▶ _Instructions to follow_:
While you copy the lines below, skip the pictures and keep the rest exact.

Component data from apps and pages
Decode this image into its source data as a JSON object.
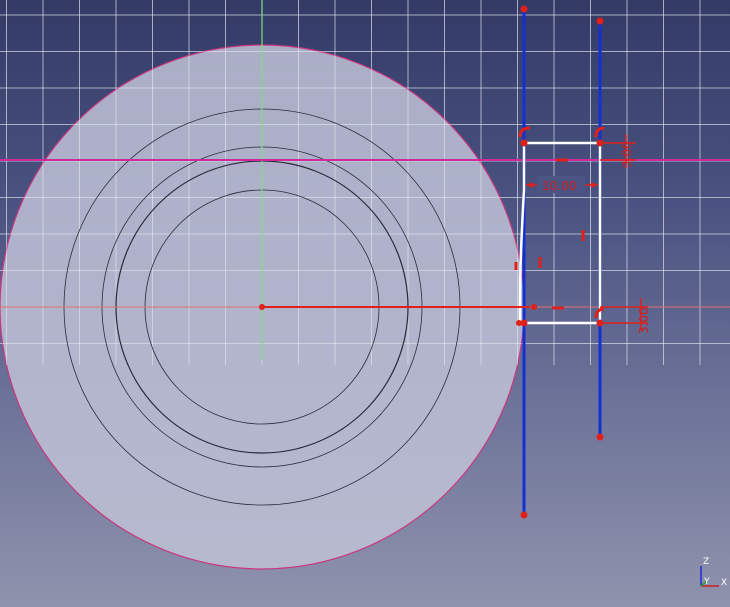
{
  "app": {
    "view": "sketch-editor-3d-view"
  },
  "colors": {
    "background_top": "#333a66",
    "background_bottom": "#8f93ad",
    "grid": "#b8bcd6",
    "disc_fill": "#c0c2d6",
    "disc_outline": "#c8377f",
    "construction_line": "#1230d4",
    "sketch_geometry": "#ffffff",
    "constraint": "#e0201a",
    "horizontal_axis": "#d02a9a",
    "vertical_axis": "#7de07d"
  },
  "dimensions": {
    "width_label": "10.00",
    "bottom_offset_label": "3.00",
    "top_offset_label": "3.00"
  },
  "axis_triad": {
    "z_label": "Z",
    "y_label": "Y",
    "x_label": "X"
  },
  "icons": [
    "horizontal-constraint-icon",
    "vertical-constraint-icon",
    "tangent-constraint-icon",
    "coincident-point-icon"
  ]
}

▶ _Task response_:
Decode this image into its source data as a JSON object.
{
  "app": {
    "view": "sketch-editor-3d-view"
  },
  "colors": {
    "background_top": "#333a66",
    "background_bottom": "#8f93ad",
    "grid": "#b8bcd6",
    "disc_fill": "#c0c2d6",
    "disc_outline": "#c8377f",
    "construction_line": "#1230d4",
    "sketch_geometry": "#ffffff",
    "constraint": "#e0201a",
    "horizontal_axis": "#d02a9a",
    "vertical_axis": "#7de07d"
  },
  "dimensions": {
    "width_label": "10.00",
    "bottom_offset_label": "3.00",
    "top_offset_label": "3.00"
  },
  "axis_triad": {
    "z_label": "Z",
    "y_label": "Y",
    "x_label": "X"
  },
  "icons": [
    "horizontal-constraint-icon",
    "vertical-constraint-icon",
    "tangent-constraint-icon",
    "coincident-point-icon"
  ]
}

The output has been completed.